All that being said, he currently stands as the biggest miss of the Jon Robinson era by far. Robinson has balanced that miss by having two All-Pros — Jack Conklin and Kevin Byard — in that same draft class so it certainly doesn’t sting quite as bad as it could have. All general managers have misses — even the great Bill Belichick isn’t batting 1.000 — so as long as the hits continue to be Conklin-Byard level, the Dodd’s won’t matter that much. The one thing that Robinson cannot afford to do is allow his pride to get in the way of making the right decision on Dodd though. I don’t expect that it will. He essentially owned up to a miss already this offseason by dumping Sly Williams just one year in to a 3-year deal so we know that he’s not afraid to admit a mistake and move on.
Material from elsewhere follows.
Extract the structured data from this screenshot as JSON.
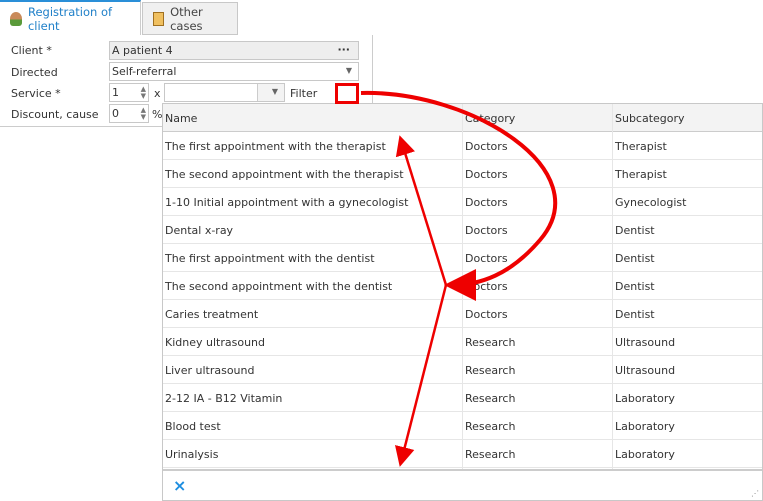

The team won’t save much money by cutting Dodd, but it can simultaneously remove a distraction and send a message to the rest of the roster about the kind of commitment level they expect. Mike Vrabel has said that he will treat players the same way they treat the team. It is apparent that Kevin Dodd has quit on the Titans so it’s time for Mike Vrabel and Jon Robinson to quit on him.